An Intrigue adventure is the most role-playing heavy type. Characters will need to ask lots of questions, follow clues and twists and turns. This is one of the more difficult games to run as it requires specific things to happen for the plot to advance.

Adventure Checklist

Here are a few items that make any adventure more exciting and fun.
  1. Something to steal
  2. Something to kill
  3. Something to kill you!
  4. Multiple paths to the goal
  5. Someone to talk with
  6. Something to experiment with
  7. Something special that probably won’t be found
  8. Environmental hazard
  9. Puzzles / Tricks / Role-playing Challenges
  10. One random bit of non-sense

Three Parts

Most fun adventures are broken into three acts: the setup, build, and payoff. what-is-the-three-act-structure-diagram

Act I

The first act should setup the world, characters, and goals for the party. It establishes conflicts, or obstacles, that are stopping the players from achieving their goals. Check out the adventure hooks for ideas to get you started.

Act II

Act Two raises the stakes for the character to achieve the goal, escalating the conflict.
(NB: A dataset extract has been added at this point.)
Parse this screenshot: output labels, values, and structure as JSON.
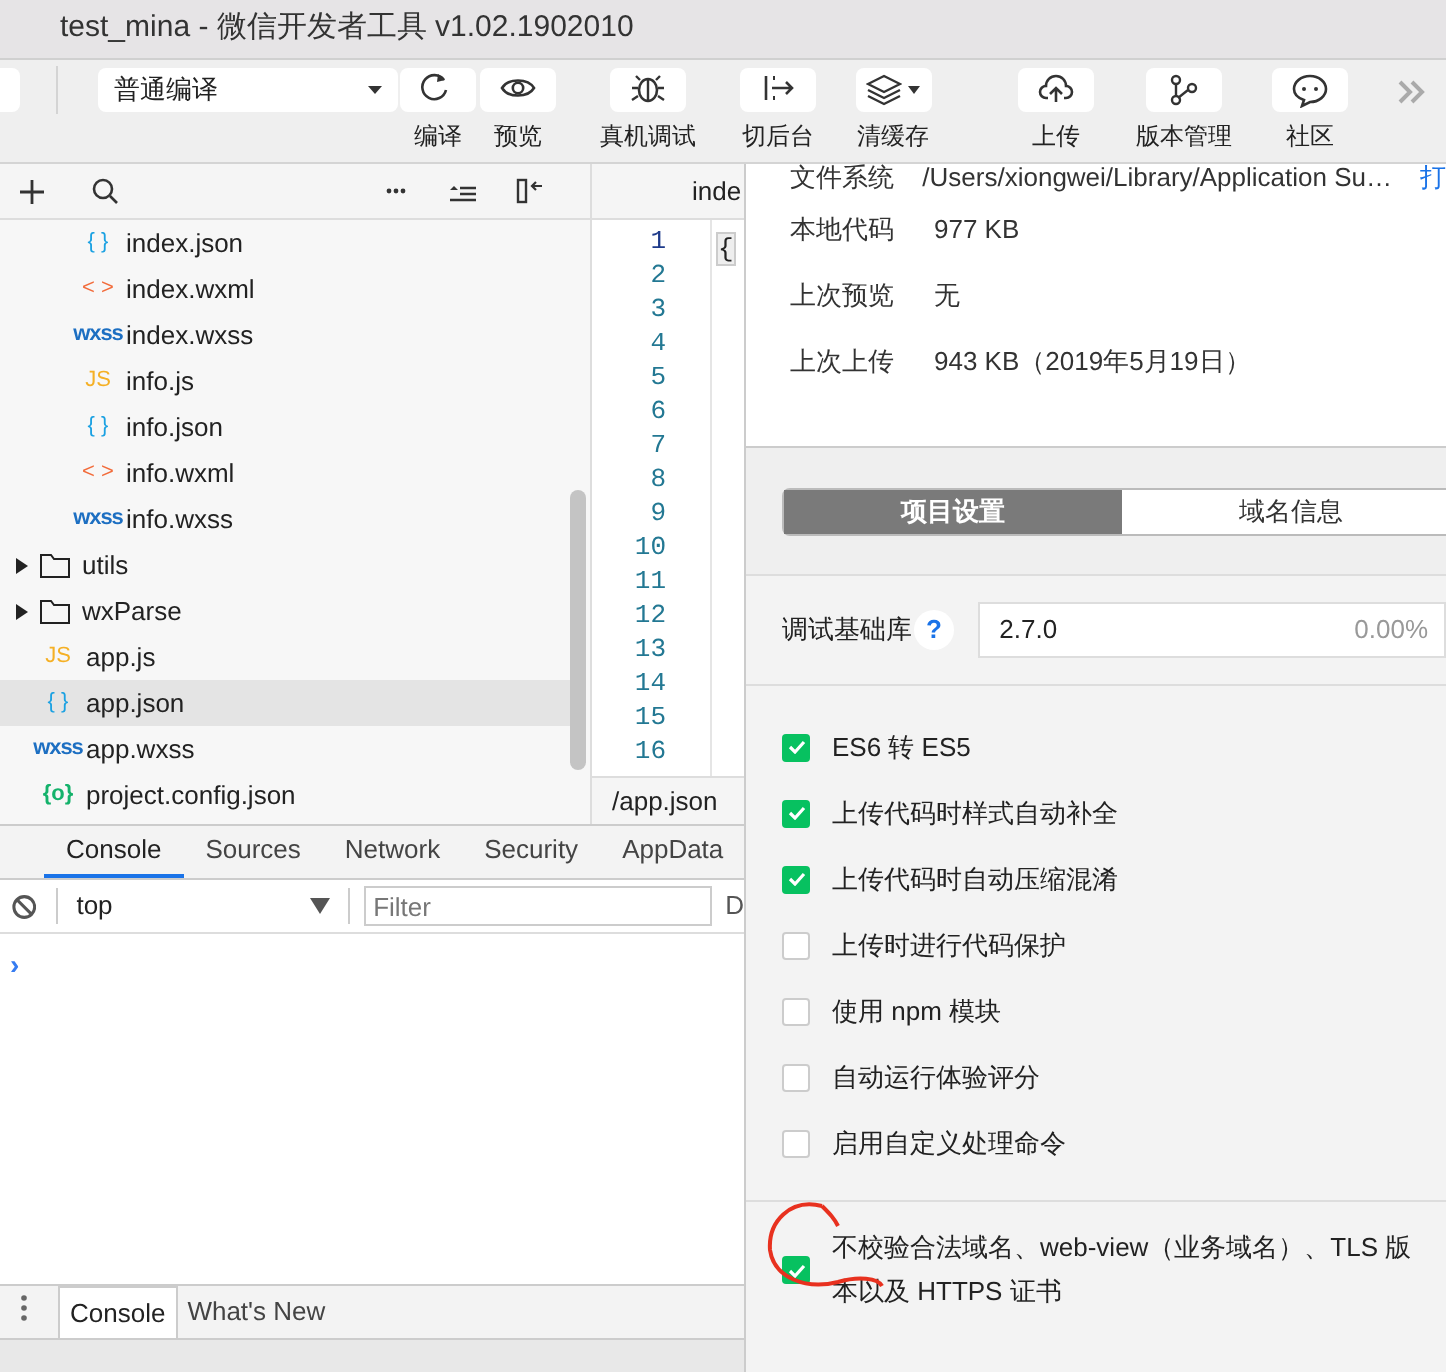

This could be the first levels of a dungeon or the journey to find the dungeon or even a good NPC to stir things up. Remember this is about building up tension to release in the finally.


Act Three resolves the story with either an achievement of that goal or a failure. Whether it’s an epic confrontation with a boss monster (like a dragon) or a goal reached, this should wrap up the open items established in previous acts.
bullseyeRed Herring A red herring is way to describe an element in a story that is intended to mislead the heroes. In some cases it’s used to shift emphasis away from something important, in other cases is a lead that just doesn’t pan out. Red herrings are a useful way to spread false rumors or mislead the party.

Best Plans

Players are often unpredictable and will take the adventure off the rails. Be prepared to throw out your maps and story and run with it. It’s absolutely fine for the DM to fudge rolls to make sure the players get on track or for the DM to move the dungeon around to fit the change the the players have made.  Remember that you can change anything on the fly if the party hasn’t seen it. Nothing exists until the DM says it does!

Online Resources You Should Read

For more GREAT ideas as well as a “well worth the money” e-book the Lazy Dungeon Master visit:

NEXT UP: Building a Dungeon


Leave a Reply